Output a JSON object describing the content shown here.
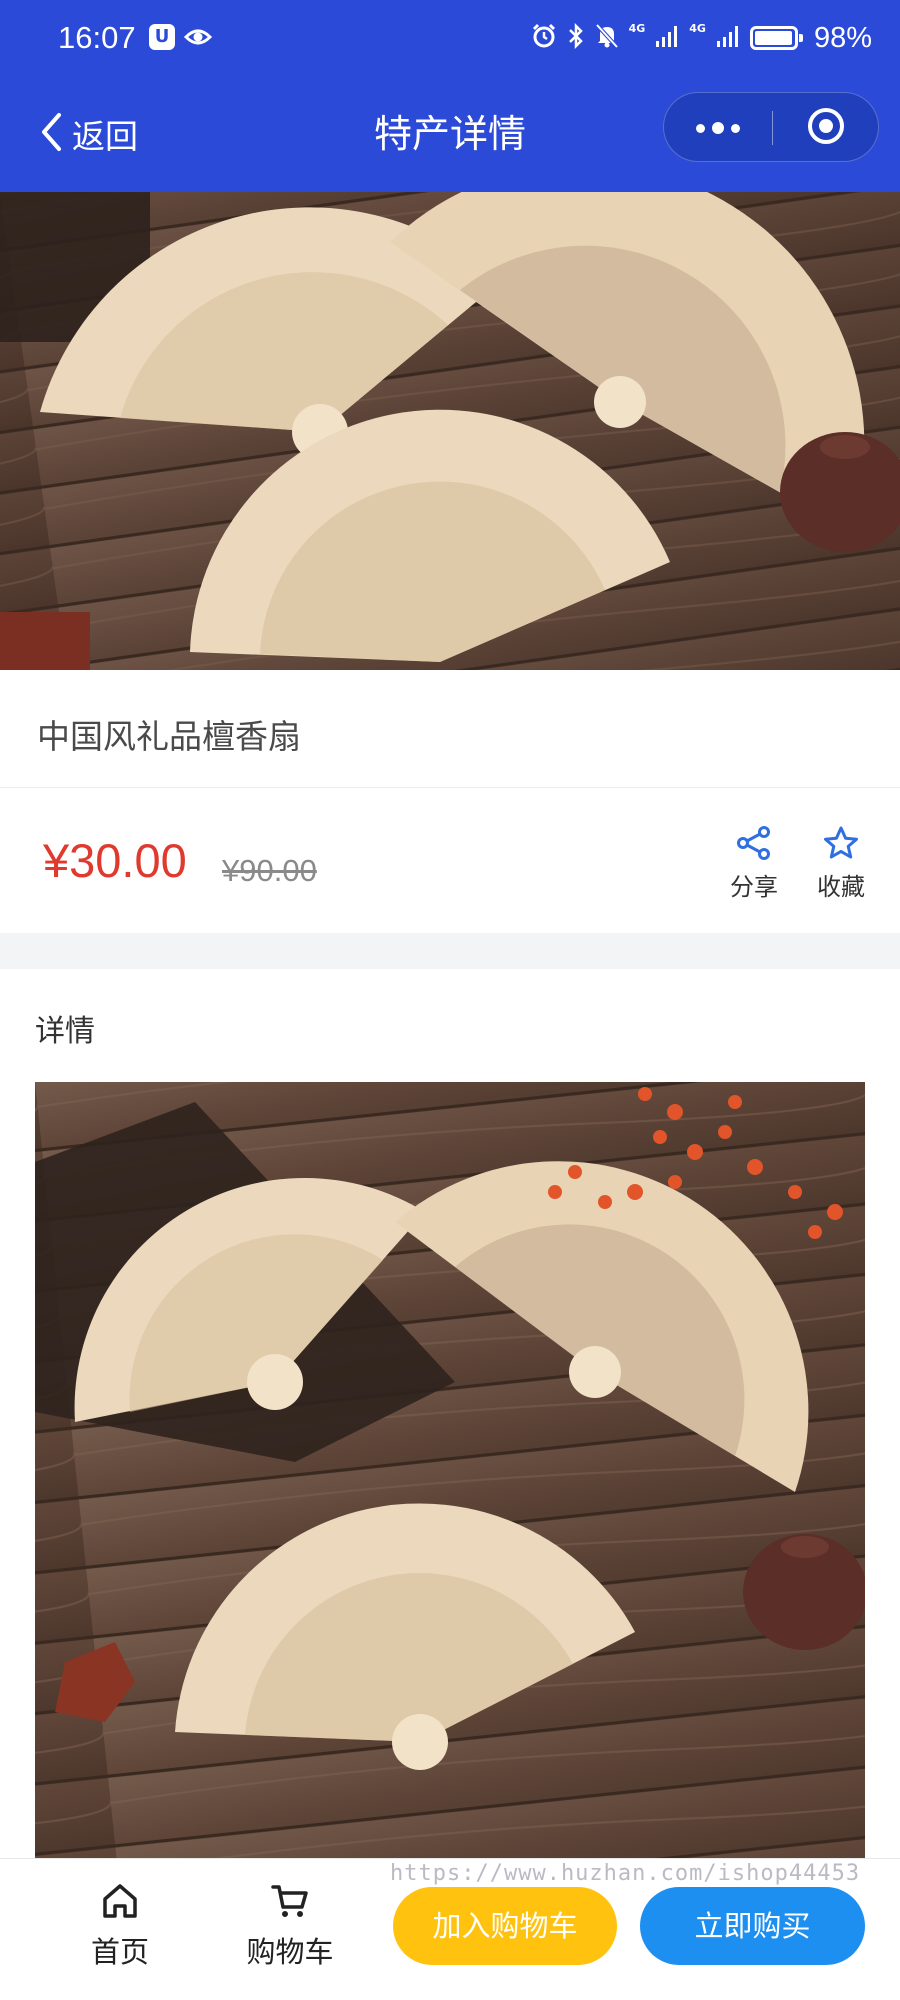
{
  "status_bar": {
    "time": "16:07",
    "badge": "U",
    "network_1": "4G",
    "network_2": "4G",
    "battery_percent": "98%",
    "battery_level": 0.98,
    "icons": [
      "eye-icon",
      "alarm-icon",
      "bluetooth-icon",
      "mute-icon",
      "signal-icon",
      "signal-icon",
      "battery-icon"
    ]
  },
  "nav": {
    "back_label": "返回",
    "title": "特产详情",
    "icons": [
      "chevron-left-icon",
      "more-icon",
      "target-icon"
    ]
  },
  "product": {
    "title": "中国风礼品檀香扇",
    "price_current": "¥30.00",
    "price_original": "¥90.00"
  },
  "actions": {
    "share_label": "分享",
    "favorite_label": "收藏"
  },
  "detail": {
    "heading": "详情"
  },
  "bottom_bar": {
    "home_label": "首页",
    "cart_label": "购物车",
    "add_to_cart_label": "加入购物车",
    "buy_now_label": "立即购买",
    "watermark": "https://www.huzhan.com/ishop44453"
  },
  "colors": {
    "header_bg": "#2c4ad8",
    "price_red": "#e0392d",
    "add_to_cart": "#ffc30f",
    "buy_now": "#1d8ff0",
    "accent_icon": "#2f6fe0"
  }
}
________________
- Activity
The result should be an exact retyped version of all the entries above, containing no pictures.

- Answer for the task
Output a JSON object describing the content shown here.
{
  "status_bar": {
    "time": "16:07",
    "badge": "U",
    "network_1": "4G",
    "network_2": "4G",
    "battery_percent": "98%",
    "battery_level": 0.98,
    "icons": [
      "eye-icon",
      "alarm-icon",
      "bluetooth-icon",
      "mute-icon",
      "signal-icon",
      "signal-icon",
      "battery-icon"
    ]
  },
  "nav": {
    "back_label": "返回",
    "title": "特产详情",
    "icons": [
      "chevron-left-icon",
      "more-icon",
      "target-icon"
    ]
  },
  "product": {
    "title": "中国风礼品檀香扇",
    "price_current": "¥30.00",
    "price_original": "¥90.00"
  },
  "actions": {
    "share_label": "分享",
    "favorite_label": "收藏"
  },
  "detail": {
    "heading": "详情"
  },
  "bottom_bar": {
    "home_label": "首页",
    "cart_label": "购物车",
    "add_to_cart_label": "加入购物车",
    "buy_now_label": "立即购买",
    "watermark": "https://www.huzhan.com/ishop44453"
  },
  "colors": {
    "header_bg": "#2c4ad8",
    "price_red": "#e0392d",
    "add_to_cart": "#ffc30f",
    "buy_now": "#1d8ff0",
    "accent_icon": "#2f6fe0"
  }
}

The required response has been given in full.